How? Why? What? Where?

Discover how Derbyshire Record Office and Derbyshire Libraries can help during our series of events at Long Eaton Library in September and November

Tuesday 19th September, 9.30am-12noon –  Family History Online

Tuesday 10th October, 9.30am-12noon – Maps and Photographs

Monday 13th November 2.00pm to 4.30pm – History of Buildings

with original archives from Derbyshire Record Office

Tuesday 5th December 9.30am to 12pm – Old Newspapers 

All events are free, but please book your place at by calling Long Eaton Library on 01629 531470 or emailing longeaton.library@derbyshire.gov.uk

Web: Long Eaton Library

 

Horses and horticulture – Heritage Open weekend at Calke Abbey

Specially selected items from the Harpur-Crewe family archive, held at the record office, will return home to Calke Abbey this Saturday. It will be our third visit in as many years, and we are delighted to be invited back to this unique estate.

Visitors to the National Trust property can view original records of those who lived and worked at Calke. We are taking a fascinating selection of records with us, including family letters and diaries, photograph albums, tenant’s registers, maps and one of the oldest documents in the collection – a deed dating from the 12th century.

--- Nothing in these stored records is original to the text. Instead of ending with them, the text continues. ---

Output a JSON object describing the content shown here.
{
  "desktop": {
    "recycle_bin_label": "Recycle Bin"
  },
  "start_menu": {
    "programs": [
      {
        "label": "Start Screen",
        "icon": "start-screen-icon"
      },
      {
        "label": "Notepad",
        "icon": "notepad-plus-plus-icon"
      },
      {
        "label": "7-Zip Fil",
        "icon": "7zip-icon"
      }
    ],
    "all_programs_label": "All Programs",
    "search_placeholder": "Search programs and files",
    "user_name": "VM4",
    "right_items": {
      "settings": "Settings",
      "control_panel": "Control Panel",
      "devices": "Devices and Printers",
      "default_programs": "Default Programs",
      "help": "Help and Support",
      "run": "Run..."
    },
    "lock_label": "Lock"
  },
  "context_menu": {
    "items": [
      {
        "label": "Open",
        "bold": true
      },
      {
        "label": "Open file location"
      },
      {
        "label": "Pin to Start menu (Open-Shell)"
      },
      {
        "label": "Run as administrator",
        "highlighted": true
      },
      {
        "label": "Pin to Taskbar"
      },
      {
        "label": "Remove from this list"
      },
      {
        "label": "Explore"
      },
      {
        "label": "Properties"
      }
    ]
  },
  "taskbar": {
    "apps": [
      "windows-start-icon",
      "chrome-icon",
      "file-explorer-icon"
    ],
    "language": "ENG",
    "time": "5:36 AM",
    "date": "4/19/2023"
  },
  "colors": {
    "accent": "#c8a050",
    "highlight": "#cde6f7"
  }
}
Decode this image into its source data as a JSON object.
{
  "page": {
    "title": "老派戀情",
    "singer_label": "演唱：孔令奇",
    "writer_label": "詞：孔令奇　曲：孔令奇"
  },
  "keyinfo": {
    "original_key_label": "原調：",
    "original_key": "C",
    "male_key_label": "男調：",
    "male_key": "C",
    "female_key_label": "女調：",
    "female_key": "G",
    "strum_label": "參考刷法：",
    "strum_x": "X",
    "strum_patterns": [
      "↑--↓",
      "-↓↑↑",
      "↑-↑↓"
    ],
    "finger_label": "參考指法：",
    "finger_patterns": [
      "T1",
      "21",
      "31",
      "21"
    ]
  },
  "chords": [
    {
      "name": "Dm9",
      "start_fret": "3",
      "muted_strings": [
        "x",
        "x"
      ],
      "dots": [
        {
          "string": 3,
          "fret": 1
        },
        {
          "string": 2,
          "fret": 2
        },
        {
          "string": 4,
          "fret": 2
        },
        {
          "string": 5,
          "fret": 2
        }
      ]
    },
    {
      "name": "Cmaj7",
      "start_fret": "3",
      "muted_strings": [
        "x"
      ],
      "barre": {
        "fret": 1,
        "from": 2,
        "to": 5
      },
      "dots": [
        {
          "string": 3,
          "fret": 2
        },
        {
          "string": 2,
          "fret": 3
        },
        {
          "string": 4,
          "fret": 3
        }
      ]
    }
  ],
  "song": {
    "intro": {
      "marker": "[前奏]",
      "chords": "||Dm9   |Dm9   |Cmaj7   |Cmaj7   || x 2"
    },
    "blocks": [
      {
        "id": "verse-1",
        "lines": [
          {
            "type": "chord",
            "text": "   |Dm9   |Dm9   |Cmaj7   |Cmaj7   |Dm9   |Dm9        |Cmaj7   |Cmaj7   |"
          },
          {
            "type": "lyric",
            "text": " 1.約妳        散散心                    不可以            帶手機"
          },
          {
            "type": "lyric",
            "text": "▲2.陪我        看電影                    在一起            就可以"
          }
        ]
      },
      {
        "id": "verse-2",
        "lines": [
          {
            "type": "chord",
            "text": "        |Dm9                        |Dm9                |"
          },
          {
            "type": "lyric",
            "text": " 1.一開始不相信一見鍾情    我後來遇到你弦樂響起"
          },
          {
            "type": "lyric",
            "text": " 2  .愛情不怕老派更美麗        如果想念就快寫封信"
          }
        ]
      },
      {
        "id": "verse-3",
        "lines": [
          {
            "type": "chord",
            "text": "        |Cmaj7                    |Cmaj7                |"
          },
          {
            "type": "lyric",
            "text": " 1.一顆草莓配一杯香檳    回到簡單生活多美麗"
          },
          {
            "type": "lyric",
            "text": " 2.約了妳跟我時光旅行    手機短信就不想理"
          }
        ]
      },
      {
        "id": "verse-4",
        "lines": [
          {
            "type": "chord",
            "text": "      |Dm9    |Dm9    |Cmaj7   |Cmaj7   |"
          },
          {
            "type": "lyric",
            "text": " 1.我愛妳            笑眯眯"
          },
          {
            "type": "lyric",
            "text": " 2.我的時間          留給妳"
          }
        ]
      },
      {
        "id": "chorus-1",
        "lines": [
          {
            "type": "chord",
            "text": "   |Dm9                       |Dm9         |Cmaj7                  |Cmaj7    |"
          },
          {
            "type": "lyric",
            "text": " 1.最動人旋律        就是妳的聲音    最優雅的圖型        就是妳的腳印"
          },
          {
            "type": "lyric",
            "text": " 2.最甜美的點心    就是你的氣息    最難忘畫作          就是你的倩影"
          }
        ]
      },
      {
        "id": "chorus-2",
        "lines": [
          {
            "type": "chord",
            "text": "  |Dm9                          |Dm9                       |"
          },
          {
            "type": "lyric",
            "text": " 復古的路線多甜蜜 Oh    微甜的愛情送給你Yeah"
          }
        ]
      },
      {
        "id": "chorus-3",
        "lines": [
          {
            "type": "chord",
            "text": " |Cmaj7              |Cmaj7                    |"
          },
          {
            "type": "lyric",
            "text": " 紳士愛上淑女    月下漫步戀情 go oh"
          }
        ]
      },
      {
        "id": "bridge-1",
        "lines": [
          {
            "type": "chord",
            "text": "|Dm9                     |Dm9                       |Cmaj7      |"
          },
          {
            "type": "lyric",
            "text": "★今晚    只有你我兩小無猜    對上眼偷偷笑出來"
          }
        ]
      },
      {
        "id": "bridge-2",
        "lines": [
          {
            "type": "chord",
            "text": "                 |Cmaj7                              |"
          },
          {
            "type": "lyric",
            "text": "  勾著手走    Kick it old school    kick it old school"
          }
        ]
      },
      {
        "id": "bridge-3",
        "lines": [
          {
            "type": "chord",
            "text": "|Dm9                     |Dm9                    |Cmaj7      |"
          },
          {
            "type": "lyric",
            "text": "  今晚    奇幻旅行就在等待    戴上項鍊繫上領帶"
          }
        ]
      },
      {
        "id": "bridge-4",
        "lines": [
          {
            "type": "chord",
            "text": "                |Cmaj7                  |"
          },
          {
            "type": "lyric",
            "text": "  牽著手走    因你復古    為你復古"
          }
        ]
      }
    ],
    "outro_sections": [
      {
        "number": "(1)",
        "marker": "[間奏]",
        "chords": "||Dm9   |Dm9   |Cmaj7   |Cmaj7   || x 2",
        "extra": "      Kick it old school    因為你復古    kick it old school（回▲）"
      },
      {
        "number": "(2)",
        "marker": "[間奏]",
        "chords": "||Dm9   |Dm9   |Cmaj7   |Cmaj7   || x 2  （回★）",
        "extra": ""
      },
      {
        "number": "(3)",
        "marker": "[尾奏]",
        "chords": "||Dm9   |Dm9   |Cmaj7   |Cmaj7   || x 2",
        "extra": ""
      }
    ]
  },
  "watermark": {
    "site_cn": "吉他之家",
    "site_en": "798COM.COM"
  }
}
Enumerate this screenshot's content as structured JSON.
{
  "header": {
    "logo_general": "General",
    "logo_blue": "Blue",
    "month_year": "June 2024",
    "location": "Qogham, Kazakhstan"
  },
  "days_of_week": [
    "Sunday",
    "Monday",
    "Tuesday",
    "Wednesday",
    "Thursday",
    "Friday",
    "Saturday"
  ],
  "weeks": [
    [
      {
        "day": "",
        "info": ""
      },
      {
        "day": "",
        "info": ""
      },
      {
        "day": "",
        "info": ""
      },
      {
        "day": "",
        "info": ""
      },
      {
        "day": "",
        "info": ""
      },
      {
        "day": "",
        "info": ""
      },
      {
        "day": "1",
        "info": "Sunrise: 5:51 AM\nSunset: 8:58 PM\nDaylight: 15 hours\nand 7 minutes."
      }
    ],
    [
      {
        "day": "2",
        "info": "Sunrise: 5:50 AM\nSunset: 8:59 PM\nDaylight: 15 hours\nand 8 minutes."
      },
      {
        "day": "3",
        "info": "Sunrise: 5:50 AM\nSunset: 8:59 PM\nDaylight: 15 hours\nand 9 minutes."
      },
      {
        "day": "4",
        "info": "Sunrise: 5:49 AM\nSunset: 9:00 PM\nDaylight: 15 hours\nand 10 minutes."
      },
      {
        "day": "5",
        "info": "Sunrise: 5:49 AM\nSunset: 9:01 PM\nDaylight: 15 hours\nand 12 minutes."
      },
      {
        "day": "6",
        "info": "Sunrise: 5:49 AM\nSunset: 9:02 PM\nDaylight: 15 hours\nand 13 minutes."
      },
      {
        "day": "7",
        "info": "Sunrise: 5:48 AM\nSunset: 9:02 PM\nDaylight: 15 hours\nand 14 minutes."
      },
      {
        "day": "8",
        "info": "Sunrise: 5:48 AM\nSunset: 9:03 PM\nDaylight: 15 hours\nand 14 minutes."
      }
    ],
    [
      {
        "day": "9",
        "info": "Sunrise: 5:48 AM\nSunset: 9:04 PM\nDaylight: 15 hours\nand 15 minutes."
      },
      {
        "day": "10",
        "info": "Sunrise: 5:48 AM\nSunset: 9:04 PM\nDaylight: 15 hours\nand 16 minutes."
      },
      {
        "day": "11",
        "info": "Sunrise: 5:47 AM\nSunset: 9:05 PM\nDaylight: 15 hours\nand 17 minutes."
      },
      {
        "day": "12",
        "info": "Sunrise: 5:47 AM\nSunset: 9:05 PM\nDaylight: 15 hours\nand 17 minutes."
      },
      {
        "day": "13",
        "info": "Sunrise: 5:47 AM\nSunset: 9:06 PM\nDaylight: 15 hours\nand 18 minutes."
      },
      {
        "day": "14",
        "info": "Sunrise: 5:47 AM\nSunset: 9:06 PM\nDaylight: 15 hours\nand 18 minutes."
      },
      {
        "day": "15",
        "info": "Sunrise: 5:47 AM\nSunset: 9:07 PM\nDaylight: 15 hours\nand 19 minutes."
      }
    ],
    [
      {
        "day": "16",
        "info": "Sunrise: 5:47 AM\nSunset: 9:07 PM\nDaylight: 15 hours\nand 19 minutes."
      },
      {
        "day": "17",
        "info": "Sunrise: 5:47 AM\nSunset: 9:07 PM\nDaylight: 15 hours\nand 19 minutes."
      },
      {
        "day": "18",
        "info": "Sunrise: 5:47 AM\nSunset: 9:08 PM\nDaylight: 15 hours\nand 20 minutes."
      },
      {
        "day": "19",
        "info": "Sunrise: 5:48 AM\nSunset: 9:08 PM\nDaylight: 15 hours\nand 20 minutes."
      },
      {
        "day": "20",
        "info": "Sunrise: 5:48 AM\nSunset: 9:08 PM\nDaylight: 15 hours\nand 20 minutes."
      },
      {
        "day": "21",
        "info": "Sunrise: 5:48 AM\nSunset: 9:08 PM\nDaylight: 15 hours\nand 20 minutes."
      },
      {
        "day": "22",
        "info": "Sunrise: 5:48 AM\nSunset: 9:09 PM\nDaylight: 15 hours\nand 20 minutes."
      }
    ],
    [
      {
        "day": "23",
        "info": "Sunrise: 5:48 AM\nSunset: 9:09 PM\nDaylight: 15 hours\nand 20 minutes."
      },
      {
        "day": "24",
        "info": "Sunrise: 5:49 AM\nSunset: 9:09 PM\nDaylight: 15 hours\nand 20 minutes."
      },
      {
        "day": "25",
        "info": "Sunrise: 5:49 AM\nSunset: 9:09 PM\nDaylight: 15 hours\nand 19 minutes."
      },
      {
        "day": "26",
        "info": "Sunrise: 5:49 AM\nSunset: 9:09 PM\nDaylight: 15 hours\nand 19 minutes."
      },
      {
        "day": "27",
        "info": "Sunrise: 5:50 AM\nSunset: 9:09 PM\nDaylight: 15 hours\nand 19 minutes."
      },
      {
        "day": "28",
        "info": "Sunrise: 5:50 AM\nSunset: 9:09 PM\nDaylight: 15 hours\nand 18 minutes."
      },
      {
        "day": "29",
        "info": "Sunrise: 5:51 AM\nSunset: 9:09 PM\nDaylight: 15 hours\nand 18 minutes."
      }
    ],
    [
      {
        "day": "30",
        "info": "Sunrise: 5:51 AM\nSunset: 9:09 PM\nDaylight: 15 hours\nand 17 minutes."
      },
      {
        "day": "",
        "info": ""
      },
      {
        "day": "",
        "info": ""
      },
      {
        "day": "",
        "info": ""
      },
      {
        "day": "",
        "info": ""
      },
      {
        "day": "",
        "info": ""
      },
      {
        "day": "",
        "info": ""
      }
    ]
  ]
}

This year we have been asked to include material relating to the gardens at Calke and the families’ interest in horses.

Our staff will be based in the Learning Room and will be on hand to talk to visitors about these historic documents and offer advice and information about the work of the record office and the services we offer.

As part of the Heritage Open weekends this event is free as is entry into the house, so come along and see us, we’ll be there from 12pm-4pm.

For more information visit www.nationaltrust.org.uk/calke-abbey or telephone Calke Abbey on 01332 863822.

Calke Abbey, Ticknall, Derbyshire, DE73 7LE